Elvis Presley is a giant figure in American popular culture, a man whose talent and fame were matched only by his later excesses and tragic end. A godlike entity in the history of rock and roll, this twentieth-century icon with a dazzling voice blended gospel and traditionally black rhythm and blues with country to create a completely new kind of music and new way of expressing male sexuality, which simply blew the doors off a staid and repressed 1950s America.Read more...
Elvis Presley is a giant figure in American popular culture, a man whose talent and fame were matched only by his later excesses and tragic end. A godlike entity in the history of rock and roll, this twentieth-century icon with a dazzling voice blended gospel and traditionally black rhythm and blues with country to create a completely new kind of music and new way of expressing male sexuality, which simply blew the doors off a staid and repressed 1950s America.
In Being Elvis veteran rock journalist Ray Connolly takes a fresh look at the career of the world's most loved singer, placing him, forty years after his death, not exhaustively in the garish neon lights of Las Vegas but back in his mid-twentieth-century, distinctly southern world. For new and seasoned fans alike, Connolly, who interviewed Elvis in 1969, re-creates a man who sprang from poverty in Tupelo, Mississippi, to unprecedented overnight fame, eclipsing Frank Sinatra and then inspiring the Beatles along the way.
Juxtaposing the music, the songs, and the incendiary live concerts with a personal life that would later careen wildly out of control, Connolly demonstrates that Elvis's amphetamine use began as early as his touring days of hysteria in the late 1950s, and that the financial needs that drove him in the beginning would return to plague him at the very end. With a narrative informed by interviews over many years with John Lennon, Bob Dylan, B. B. King, Sam Phillips, and Roy Orbison, among many others, Connolly creates one of the most nuanced and mature portraits of this cultural phenomenon to date.
What distinguishes Being Elvis beyond the narrative itself is Connolly's more subtle examinations of white poverty, class aspirations, and the prison that is extreme fame. As we reach the end of this poignant account, Elvis's death at forty-two takes on the hue of a profoundly American tragedy. The creator of an American sound that resonates today, Elvis remains frozen in time, an enduring American icon who could "seamlessly soar into a falsetto of pleading and yearning" and capture an inner emotion, perhaps of eternal yearning, to which all of us can still relate.
Intimate and unsparing, Being Elvis explores the extravagance and irrationality inherent in the Elvis mythology, ultimately offering a thoughtful celebration of an immortal life.
Publishers Weekly® Reviews
- Reviewed in: Publishers Weekly, page .
- Review Date: 2016-10-24
- Reviewer: Staff

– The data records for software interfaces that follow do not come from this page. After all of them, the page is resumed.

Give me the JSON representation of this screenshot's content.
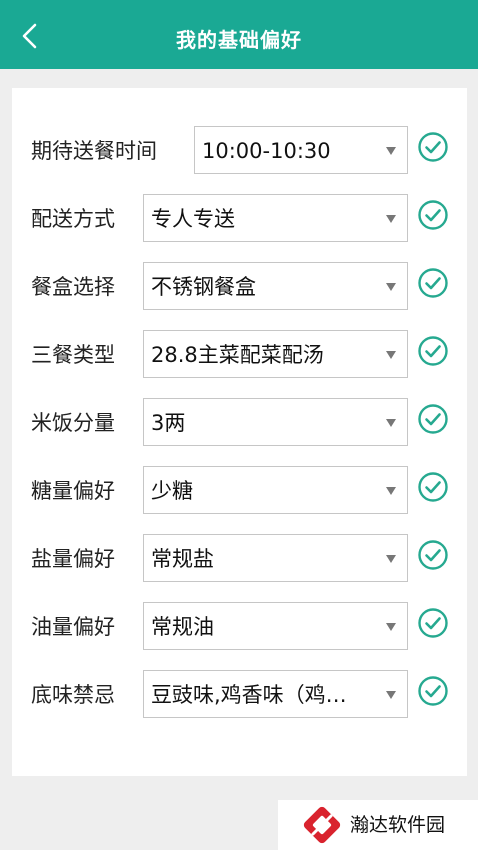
{
  "header": {
    "title": "我的基础偏好"
  },
  "preferences": [
    {
      "label": "期待送餐时间",
      "value": "10:00-10:30"
    },
    {
      "label": "配送方式",
      "value": "专人专送"
    },
    {
      "label": "餐盒选择",
      "value": "不锈钢餐盒"
    },
    {
      "label": "三餐类型",
      "value": "28.8主菜配菜配汤"
    },
    {
      "label": "米饭分量",
      "value": "3两"
    },
    {
      "label": "糖量偏好",
      "value": "少糖"
    },
    {
      "label": "盐量偏好",
      "value": "常规盐"
    },
    {
      "label": "油量偏好",
      "value": "常规油"
    },
    {
      "label": "底味禁忌",
      "value": "豆豉味,鸡香味（鸡…"
    }
  ],
  "watermark": {
    "text": "瀚达软件园"
  },
  "colors": {
    "accent": "#1aa994",
    "check": "#26a990",
    "logo": "#d9232e"
  }
}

In this sympathetic portrayal of Elvis Presley, English writer and journalist Connolly tells the much-recounted saga of a hillbilly from Tupelo, Miss., who became the first rock-and-roll superstar. Four decades after Elviss death, Connolly passes the familiar signposts: born in poverty with a stillborn twin, Sun Studios magic, the sinister Colonel Tom Parker, the army stint, romance with 14-year-old Priscilla Bealieu, the Vegas years, drug dependence and unhinged behavior. Gliding over this heavily mined terrain with aplomb, Connolly pays particular attention to Elviss psychological makeup, in particular his underlying insecurity, a weakness magnified by the singers gluttonous consumption of narcotics, amphetamines, and barbituates, food, and the loss of his beloved mother. Though far from uncritical, Connolly presents his material from what he depicts as Elviss perspective, offering excuses and justifications for bad behavior, bad music, and bad films. This speculative leap provides both the strength and weakness of the account: while readers will pity the overwhelmed singer, the world seen through his eyes is quite blurry, and few of even his closest intimates come into focus. Instead, Connolly shoots a close-up of a talented mamas boy elevated and then broken by the demographic upheaval that transformed pop culture. In his last days, the King complained, Im so tired of being Elvis Presley; as Connolly writes, death was the only escape available to the worlds first rock icon. (Dec.)